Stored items
--------------------------------

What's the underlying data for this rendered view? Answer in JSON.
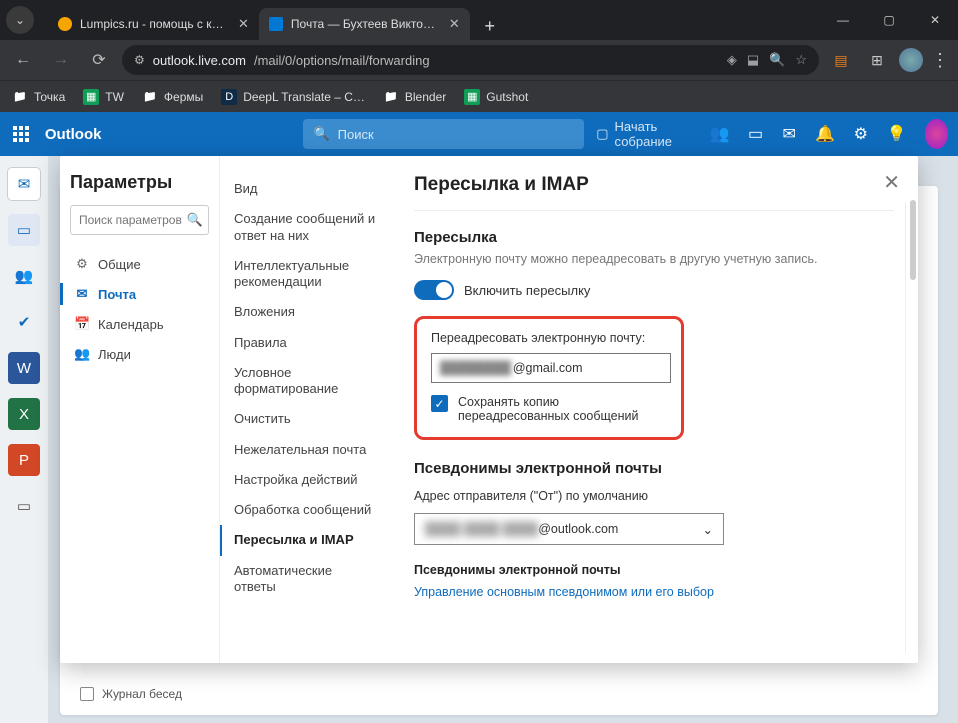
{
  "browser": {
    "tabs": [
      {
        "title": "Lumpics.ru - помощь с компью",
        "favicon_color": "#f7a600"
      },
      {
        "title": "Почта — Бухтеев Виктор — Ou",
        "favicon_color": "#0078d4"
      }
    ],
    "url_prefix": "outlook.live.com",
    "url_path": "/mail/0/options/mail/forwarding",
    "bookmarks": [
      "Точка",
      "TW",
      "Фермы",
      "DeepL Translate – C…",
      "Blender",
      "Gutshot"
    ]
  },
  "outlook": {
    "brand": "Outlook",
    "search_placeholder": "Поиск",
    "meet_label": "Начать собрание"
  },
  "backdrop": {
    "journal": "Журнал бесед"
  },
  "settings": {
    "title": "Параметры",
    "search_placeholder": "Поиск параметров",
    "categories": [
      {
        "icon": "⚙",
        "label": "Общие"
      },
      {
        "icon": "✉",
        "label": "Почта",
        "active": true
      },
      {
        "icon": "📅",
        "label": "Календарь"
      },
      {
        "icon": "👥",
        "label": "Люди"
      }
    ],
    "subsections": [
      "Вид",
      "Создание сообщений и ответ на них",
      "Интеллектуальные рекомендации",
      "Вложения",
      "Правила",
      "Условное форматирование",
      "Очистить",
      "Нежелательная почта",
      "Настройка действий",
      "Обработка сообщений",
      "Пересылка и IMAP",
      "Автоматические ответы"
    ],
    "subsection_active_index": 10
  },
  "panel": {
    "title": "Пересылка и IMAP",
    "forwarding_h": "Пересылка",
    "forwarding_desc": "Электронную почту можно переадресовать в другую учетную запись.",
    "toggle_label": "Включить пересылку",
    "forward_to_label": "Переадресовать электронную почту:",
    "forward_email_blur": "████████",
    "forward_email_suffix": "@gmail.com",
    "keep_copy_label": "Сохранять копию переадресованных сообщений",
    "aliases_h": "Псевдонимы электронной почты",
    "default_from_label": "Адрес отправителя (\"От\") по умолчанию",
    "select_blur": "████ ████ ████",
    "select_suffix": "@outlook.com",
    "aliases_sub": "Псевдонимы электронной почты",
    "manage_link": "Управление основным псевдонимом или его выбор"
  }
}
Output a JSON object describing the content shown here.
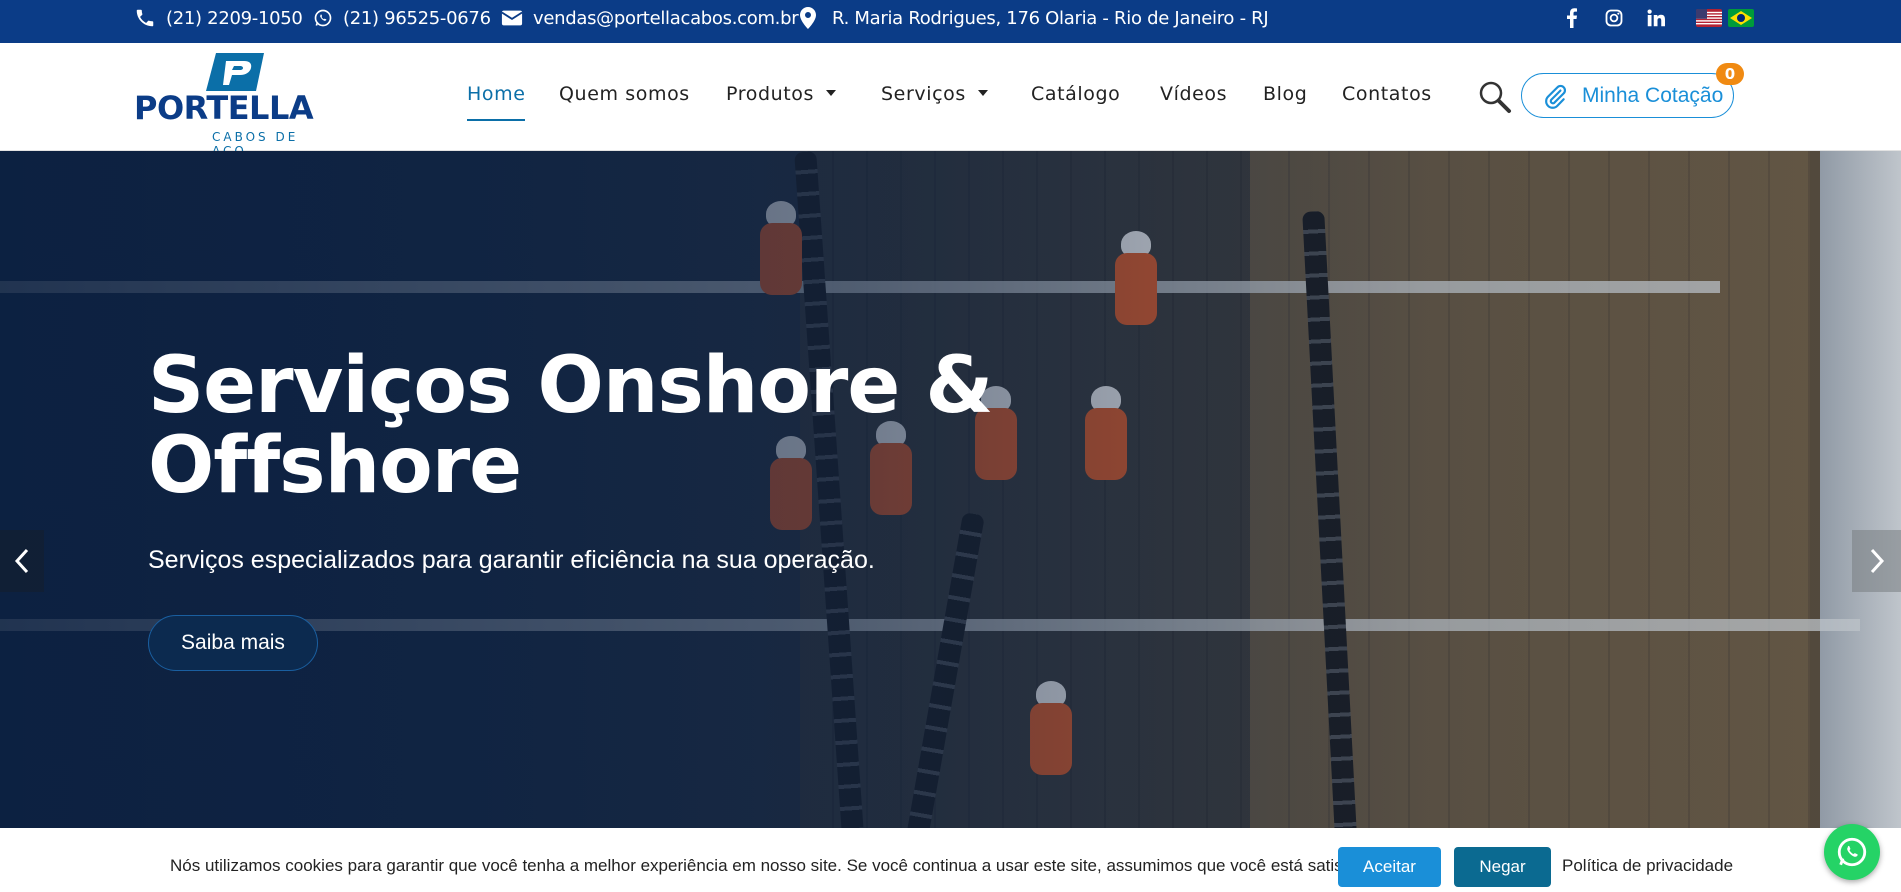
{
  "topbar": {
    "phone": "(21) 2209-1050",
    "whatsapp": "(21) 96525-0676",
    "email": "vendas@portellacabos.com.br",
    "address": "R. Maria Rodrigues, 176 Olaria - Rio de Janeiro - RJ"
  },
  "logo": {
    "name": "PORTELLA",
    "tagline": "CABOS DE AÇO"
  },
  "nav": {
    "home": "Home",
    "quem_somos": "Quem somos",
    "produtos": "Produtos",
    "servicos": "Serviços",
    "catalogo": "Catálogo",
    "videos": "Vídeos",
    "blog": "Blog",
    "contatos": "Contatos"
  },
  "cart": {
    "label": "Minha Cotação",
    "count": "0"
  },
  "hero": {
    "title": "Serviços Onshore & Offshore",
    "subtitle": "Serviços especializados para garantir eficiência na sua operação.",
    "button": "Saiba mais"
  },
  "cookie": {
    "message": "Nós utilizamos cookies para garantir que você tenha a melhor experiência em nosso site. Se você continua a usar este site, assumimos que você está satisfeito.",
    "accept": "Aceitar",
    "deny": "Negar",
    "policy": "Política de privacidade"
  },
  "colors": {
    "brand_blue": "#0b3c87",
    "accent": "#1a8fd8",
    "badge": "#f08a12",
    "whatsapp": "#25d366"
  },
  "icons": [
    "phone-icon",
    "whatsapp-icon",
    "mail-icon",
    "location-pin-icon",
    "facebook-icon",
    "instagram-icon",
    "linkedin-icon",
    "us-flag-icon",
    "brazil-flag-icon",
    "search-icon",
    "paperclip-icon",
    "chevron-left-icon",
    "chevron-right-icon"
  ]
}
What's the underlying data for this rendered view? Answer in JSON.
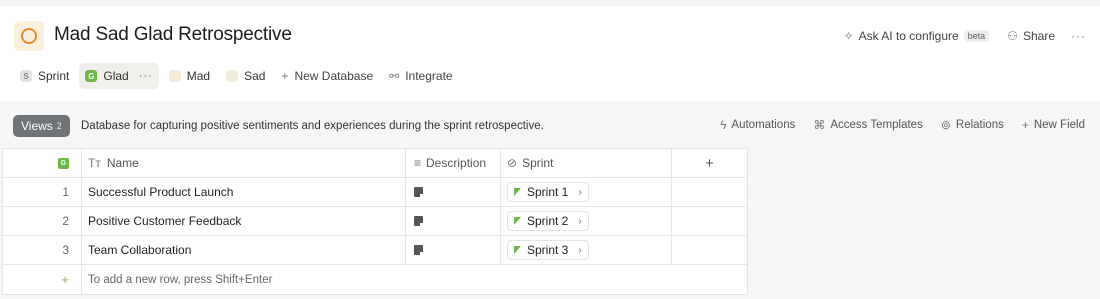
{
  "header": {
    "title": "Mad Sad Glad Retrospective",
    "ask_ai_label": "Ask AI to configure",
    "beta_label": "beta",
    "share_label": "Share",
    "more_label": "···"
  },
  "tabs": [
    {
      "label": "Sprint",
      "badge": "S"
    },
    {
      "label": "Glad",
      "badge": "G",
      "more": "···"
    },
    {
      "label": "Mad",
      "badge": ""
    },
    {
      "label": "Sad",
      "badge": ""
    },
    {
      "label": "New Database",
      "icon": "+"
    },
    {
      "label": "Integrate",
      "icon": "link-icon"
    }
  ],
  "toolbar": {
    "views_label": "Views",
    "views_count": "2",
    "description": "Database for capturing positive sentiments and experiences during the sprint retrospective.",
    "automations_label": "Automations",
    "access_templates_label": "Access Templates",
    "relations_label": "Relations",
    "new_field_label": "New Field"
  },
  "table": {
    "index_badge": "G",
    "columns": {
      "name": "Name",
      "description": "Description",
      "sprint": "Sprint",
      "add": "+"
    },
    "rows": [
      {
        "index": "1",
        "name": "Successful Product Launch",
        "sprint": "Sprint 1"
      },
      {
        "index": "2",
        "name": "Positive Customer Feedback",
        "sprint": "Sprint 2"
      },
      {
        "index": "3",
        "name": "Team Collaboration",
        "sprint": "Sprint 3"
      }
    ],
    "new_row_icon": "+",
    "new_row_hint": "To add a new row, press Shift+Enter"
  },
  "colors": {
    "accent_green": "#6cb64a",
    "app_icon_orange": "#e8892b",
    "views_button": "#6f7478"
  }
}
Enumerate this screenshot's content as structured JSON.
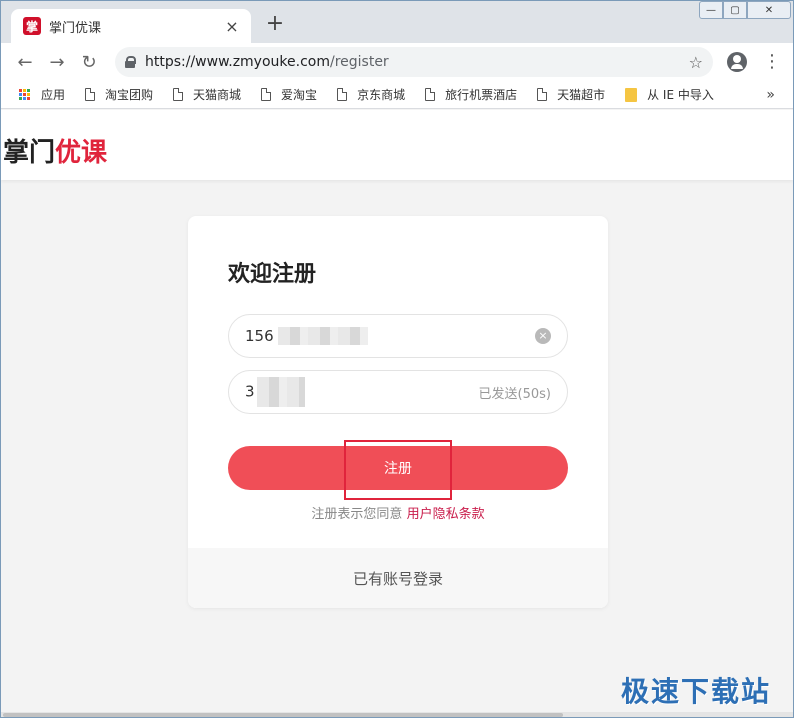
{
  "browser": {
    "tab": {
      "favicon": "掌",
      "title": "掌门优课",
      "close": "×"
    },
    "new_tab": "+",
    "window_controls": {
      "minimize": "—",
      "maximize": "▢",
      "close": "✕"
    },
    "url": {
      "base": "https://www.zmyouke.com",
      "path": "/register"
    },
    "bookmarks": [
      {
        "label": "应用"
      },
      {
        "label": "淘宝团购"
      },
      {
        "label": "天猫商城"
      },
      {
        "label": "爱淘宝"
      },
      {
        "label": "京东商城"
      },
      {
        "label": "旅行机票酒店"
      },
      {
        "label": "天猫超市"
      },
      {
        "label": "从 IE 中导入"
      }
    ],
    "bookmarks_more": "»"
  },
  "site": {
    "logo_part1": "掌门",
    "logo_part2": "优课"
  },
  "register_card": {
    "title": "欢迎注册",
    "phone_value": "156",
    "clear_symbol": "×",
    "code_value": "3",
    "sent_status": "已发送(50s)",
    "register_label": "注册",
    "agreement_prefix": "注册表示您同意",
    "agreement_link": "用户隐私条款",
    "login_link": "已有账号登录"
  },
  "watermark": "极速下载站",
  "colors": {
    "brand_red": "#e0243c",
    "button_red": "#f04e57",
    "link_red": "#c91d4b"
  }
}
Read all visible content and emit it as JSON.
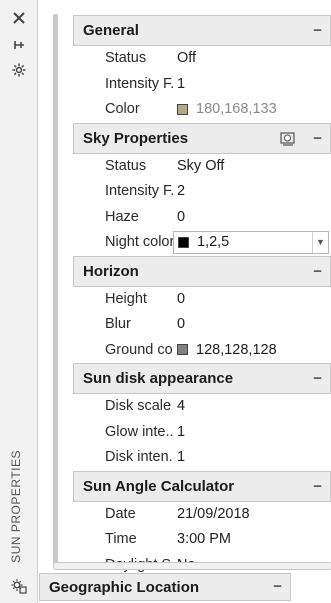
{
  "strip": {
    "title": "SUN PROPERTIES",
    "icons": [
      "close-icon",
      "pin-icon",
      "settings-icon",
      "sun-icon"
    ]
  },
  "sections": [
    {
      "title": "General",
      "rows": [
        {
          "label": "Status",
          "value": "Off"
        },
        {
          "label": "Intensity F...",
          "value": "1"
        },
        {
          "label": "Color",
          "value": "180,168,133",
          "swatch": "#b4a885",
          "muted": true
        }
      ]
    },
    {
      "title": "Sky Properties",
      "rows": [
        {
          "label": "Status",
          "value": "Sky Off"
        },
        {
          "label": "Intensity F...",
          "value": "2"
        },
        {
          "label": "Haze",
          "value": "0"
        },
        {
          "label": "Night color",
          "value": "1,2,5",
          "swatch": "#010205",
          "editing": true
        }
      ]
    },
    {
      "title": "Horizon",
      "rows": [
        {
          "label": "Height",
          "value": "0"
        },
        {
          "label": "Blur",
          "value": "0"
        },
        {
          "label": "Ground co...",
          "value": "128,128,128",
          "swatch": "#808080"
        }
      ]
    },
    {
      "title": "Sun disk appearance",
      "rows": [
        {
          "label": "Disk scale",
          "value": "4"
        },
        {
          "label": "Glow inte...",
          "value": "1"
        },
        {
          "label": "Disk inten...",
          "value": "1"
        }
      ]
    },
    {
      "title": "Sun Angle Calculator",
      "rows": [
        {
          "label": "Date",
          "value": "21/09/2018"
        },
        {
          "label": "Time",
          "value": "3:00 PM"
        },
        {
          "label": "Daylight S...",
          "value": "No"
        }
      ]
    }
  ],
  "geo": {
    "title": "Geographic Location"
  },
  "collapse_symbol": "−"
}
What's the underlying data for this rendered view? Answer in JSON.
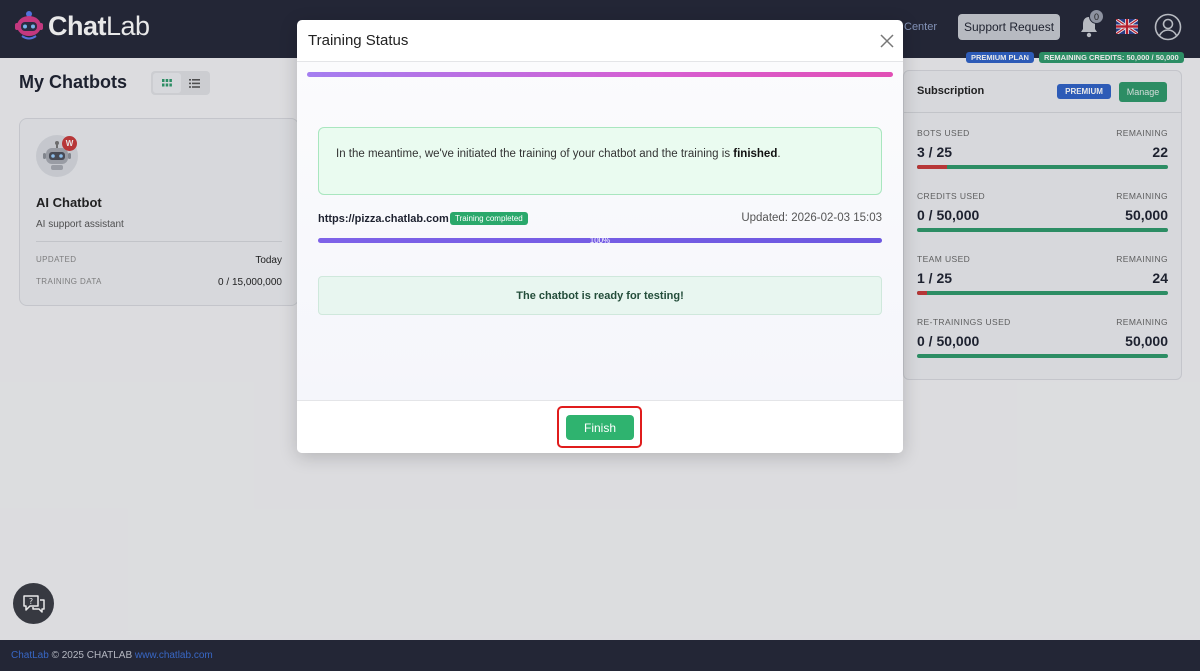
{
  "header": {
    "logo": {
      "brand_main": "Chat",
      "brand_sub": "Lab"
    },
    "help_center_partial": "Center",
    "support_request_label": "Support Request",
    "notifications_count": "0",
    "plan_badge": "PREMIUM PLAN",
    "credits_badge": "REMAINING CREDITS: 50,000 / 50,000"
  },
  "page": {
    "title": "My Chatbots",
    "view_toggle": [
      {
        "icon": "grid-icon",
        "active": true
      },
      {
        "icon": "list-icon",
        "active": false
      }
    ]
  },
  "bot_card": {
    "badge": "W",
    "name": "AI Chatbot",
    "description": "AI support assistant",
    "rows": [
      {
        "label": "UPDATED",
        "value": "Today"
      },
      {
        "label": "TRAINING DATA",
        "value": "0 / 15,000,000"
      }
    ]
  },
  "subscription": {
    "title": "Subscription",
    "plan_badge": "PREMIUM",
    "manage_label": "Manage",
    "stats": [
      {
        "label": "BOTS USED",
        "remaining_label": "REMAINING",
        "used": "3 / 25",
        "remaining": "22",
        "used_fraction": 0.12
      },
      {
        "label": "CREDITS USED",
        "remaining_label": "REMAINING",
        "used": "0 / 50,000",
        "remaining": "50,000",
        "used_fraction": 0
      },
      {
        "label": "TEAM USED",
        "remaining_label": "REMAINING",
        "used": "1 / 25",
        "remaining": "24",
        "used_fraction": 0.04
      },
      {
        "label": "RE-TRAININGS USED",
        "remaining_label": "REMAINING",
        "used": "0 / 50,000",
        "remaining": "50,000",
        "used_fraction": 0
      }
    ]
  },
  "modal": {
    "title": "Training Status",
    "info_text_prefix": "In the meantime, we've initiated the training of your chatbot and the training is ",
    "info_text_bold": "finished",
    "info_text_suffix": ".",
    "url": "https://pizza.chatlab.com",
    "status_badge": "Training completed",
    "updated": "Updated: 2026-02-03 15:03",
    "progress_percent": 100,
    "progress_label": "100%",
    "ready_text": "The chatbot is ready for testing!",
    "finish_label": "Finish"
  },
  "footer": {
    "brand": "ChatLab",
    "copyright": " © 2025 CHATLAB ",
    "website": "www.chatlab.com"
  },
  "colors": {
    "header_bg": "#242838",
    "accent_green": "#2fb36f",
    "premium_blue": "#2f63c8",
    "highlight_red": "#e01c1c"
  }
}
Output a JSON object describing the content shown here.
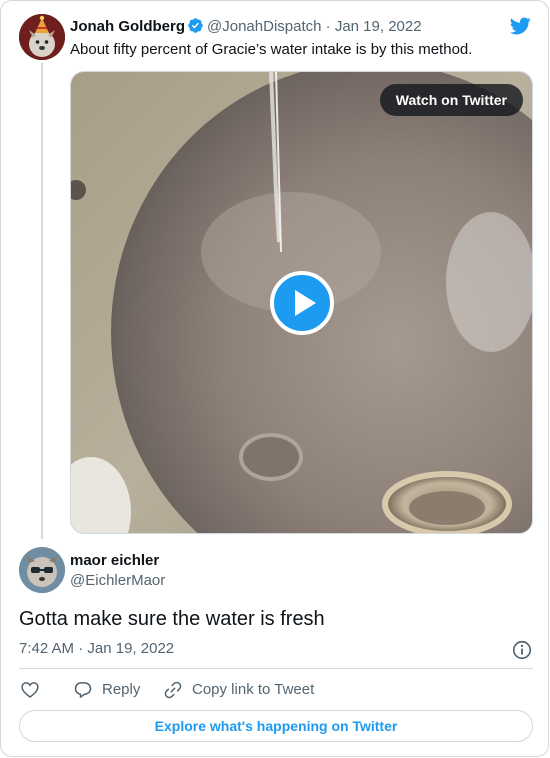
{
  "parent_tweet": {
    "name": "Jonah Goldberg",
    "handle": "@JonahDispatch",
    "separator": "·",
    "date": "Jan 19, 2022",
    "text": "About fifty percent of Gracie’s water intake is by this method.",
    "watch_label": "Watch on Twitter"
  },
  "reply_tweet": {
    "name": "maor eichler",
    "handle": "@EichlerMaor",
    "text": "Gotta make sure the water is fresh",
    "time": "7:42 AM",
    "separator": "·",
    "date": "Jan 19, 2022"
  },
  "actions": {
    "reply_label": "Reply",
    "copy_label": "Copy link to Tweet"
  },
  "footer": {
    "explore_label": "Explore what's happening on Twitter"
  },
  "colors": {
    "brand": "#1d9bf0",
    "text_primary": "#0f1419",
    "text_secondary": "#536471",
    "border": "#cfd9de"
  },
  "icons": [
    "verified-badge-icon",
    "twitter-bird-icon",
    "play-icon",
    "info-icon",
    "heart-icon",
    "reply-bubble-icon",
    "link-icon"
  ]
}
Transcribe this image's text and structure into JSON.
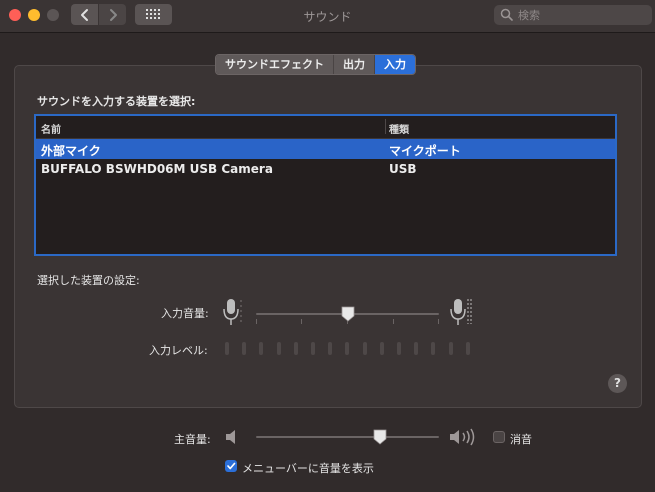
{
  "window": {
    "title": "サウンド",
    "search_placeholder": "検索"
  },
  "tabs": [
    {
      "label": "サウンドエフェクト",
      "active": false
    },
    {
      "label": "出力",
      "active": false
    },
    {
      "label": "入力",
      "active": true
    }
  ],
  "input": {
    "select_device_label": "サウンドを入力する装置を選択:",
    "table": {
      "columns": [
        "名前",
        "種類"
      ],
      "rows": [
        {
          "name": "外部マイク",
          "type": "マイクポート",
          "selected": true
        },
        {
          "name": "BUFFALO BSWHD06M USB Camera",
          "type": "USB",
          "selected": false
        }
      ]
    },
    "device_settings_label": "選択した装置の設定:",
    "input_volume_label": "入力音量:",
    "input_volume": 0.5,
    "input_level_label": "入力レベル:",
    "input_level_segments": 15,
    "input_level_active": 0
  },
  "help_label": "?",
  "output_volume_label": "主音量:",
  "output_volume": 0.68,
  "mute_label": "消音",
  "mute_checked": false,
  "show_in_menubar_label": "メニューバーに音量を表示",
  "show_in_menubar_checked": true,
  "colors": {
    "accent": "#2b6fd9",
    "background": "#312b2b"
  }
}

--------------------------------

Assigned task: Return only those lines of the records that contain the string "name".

Solution for this problem:
    "name": "PORTELLA",
      "name": "Name",
        "name": "Successful Product Launch",
        "name": "Positive Customer Feedback",
        "name": "Team Collaboration",
    "name": "AI Chatbot",
    "name": "Jonah Goldberg",
    "name": "maor eichler",
          "name": "外部マイク",
          "name": "BUFFALO BSWHD06M USB Camera",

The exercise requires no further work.